Two of our sons, Philip and Edward, are bicycle enthusiasts. When Philip was about 10-years-old, he bought his own bike with money he had saved. He lovingly cared for that bike, even as far as drying it off after splashing through rain puddles. Such a great example of the pride one takes in contributing toward something meaningful. When Philip was in college, his love of bikes continued to include the starting of a student-run bicycle business that he and his friend/business partner, Sam, started.
Edward, our engineering-minded son loved the building part of bikes – finding parts from hither and yon and making it all fit together. He also enjoyed the provenance of each piece – where and when it was manufactured, the quality of the workmanship.
Edward had been working on assembling the parts to a very particular type of Italian bike. A major piece was still unfound – something like the frame! Anyway, he was visiting his brother, Philip, in Brooklyn, when he saw, hanging on the wall of Philip’s apartment, the very frame he had been searching for – amazing! And it was black – perfect. Philip sold him the piece, shipped it to him, Edward completed his bike and was thrilled with the finished product. A short while later, he rode it to work for the first time and carefully locked it up. When he finished his work day, he went out to ride home only to find a mangled bike, which someone had backed into and basically destroyed. Edward took the tragedy on two wheels to Marshall, the bicycle fixer guru in Charleston and sadly, it looked like a hopeless case. It took Edward a month to share the sad news with his brother.
Edward was bike-less and bereft. He kept going into shops but couldn’t find anything he liked. He visited us in Sarasota and went to the bike store there. To make a long story short (I can hear my sister saying, “get on with it, Laura!”), he saw an amazing bike. He came home, showing us this masterpiece of engineering through pictures on his cell phone. It was too expensive for him to purchase but he was drooling. You know where this is going – I talked it over with Jay and we decided to get the bike for Edward for Christmas. I was heading to the bike shop, checkbook in hand and thought, wait a minute… I don’t know anything about bikes, this could be a ripoff, so I got Philip to call the shop and check it out. Philip called me back and said, “Mom, you don’t want to buy that bike.” I won’t go into the reasons, but I was bummed. I asked Philip how can we get Edward a bike he will love? Philip said he would look into it. So, Philip went to work on it. He found some random guy, in Italy (!) on eBay selling exactly the frame Edward needed to rebuild his bike, which still sat in Marshall’s shop. Philip had the bike frame and wheel set sent directly to Marshall. At Christmas in Florida, Edward opened a box with a picture of the bike (which I had folded into an origami shirt – don’t know how to fold a bike) and he flipped! There were all sorts of crazy connections with the bike shop that originally made the frame, in the area of northern Italy where Edward had studied for a year, etc. When he got back to Charleston, Marshall had his new bike ready to ride. Never have you seen a happier boy with a new bike for Christmas!

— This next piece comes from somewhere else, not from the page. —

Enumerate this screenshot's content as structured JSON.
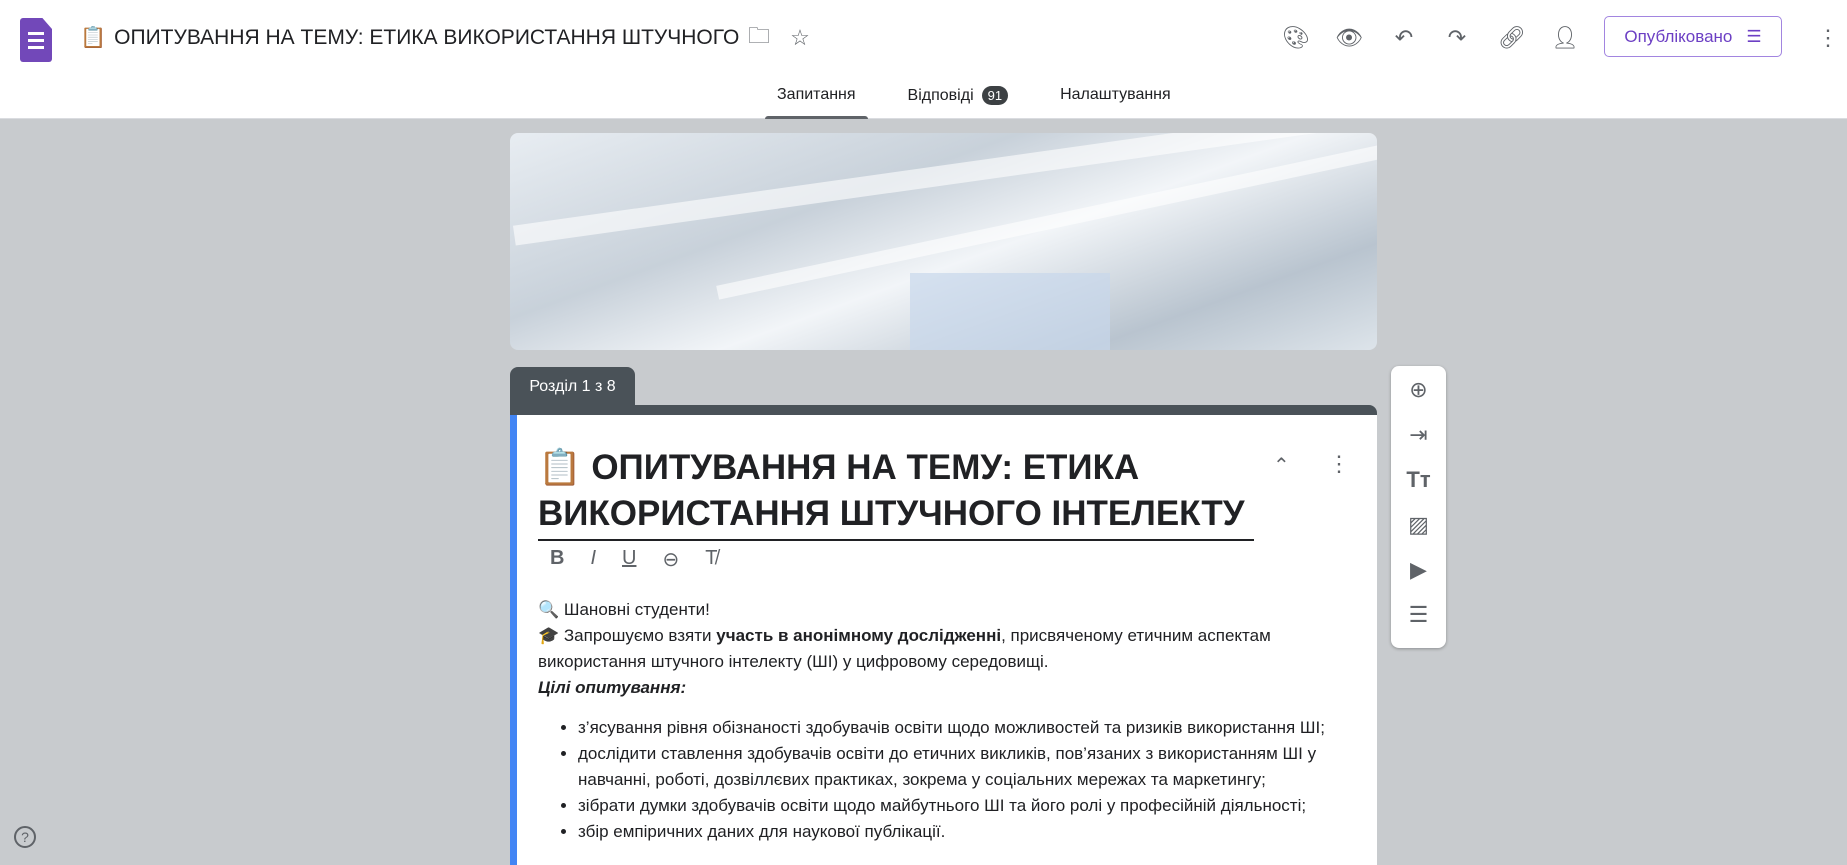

So, it’s a week later and Edward and I stopped into see Marshall (for an appraisal so the new bike can be insured) and there is icing on the cake. The post office tried to deliver the package, from Italy, on Christmas Eve to Marshall’s shop but he had gone home early. At 7 pm that night, there was a knock at the door. Angela, his “mail lady” stood at the door with a crate. She apologized for having looked up his name and address but since it was on her way home, she thought she would drop it off, being Christmas the next day and all. Angela had been delivering his mail for 15 years so it wasn’t weird, but instead rather wonderful and sweet and awesome.
Bottom line: Absolutely yes, you can believe in miracles. Especially at Christmas-time.